Data records for software interfaces:
::::::::

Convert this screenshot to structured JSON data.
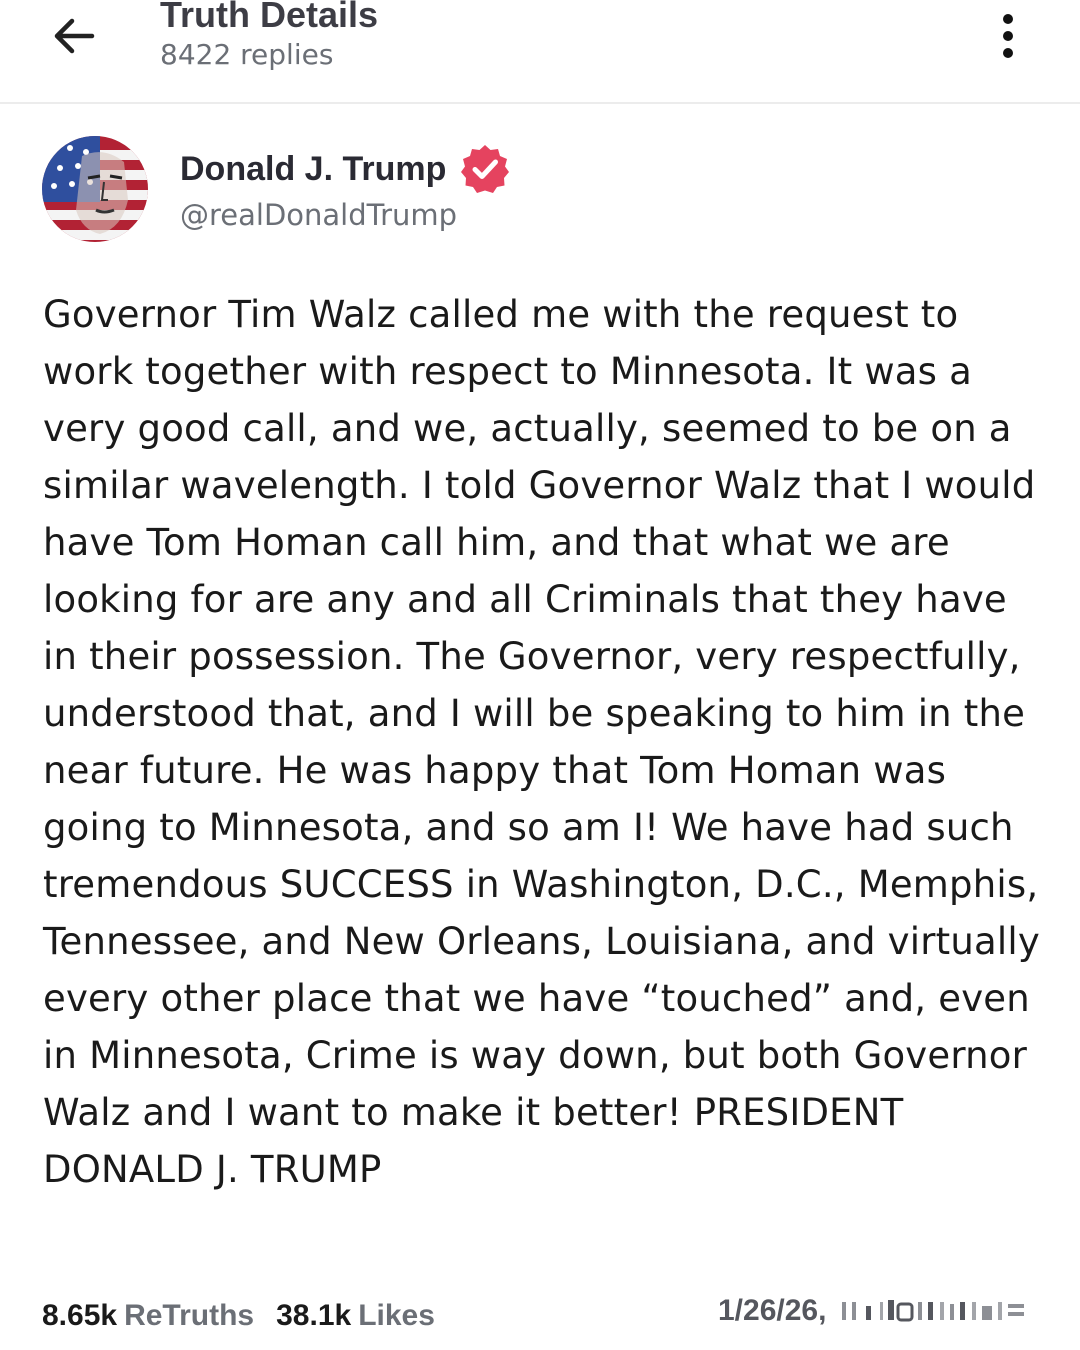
{
  "header": {
    "title": "Truth Details",
    "subtitle": "8422 replies",
    "back_icon": "arrow-left-icon",
    "more_icon": "more-vertical-icon"
  },
  "author": {
    "name": "Donald J. Trump",
    "handle": "@realDonaldTrump",
    "verified_color": "#e5435f"
  },
  "post": {
    "text": "Governor Tim Walz called me with the request to work together with respect to Minnesota. It was a very good call, and we, actually, seemed to be on a similar wavelength. I told Governor Walz that I would have Tom Homan call him, and that what we are looking for are any and all Criminals that they have in their possession. The Governor, very respectfully, understood that, and I will be speaking to him in the near future. He was happy that Tom Homan was going to Minnesota, and so am I! We have had such tremendous SUCCESS in Washington, D.C., Memphis, Tennessee, and New Orleans, Louisiana, and virtually every other place that we have “touched” and, even in Minnesota, Crime is way down, but both Governor Walz and I want to make it better! PRESIDENT DONALD J. TRUMP"
  },
  "stats": {
    "retruths_count": "8.65k",
    "retruths_label": "ReTruths",
    "likes_count": "38.1k",
    "likes_label": "Likes",
    "date": "1/26/26,"
  }
}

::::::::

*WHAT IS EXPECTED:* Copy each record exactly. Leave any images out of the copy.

*YOUR RESPONSE:*
Convert this screenshot to structured JSON data.
{
  "header": {
    "title": "Truth Details",
    "subtitle": "8422 replies",
    "back_icon": "arrow-left-icon",
    "more_icon": "more-vertical-icon"
  },
  "author": {
    "name": "Donald J. Trump",
    "handle": "@realDonaldTrump",
    "verified_color": "#e5435f"
  },
  "post": {
    "text": "Governor Tim Walz called me with the request to work together with respect to Minnesota. It was a very good call, and we, actually, seemed to be on a similar wavelength. I told Governor Walz that I would have Tom Homan call him, and that what we are looking for are any and all Criminals that they have in their possession. The Governor, very respectfully, understood that, and I will be speaking to him in the near future. He was happy that Tom Homan was going to Minnesota, and so am I! We have had such tremendous SUCCESS in Washington, D.C., Memphis, Tennessee, and New Orleans, Louisiana, and virtually every other place that we have “touched” and, even in Minnesota, Crime is way down, but both Governor Walz and I want to make it better! PRESIDENT DONALD J. TRUMP"
  },
  "stats": {
    "retruths_count": "8.65k",
    "retruths_label": "ReTruths",
    "likes_count": "38.1k",
    "likes_label": "Likes",
    "date": "1/26/26,"
  }
}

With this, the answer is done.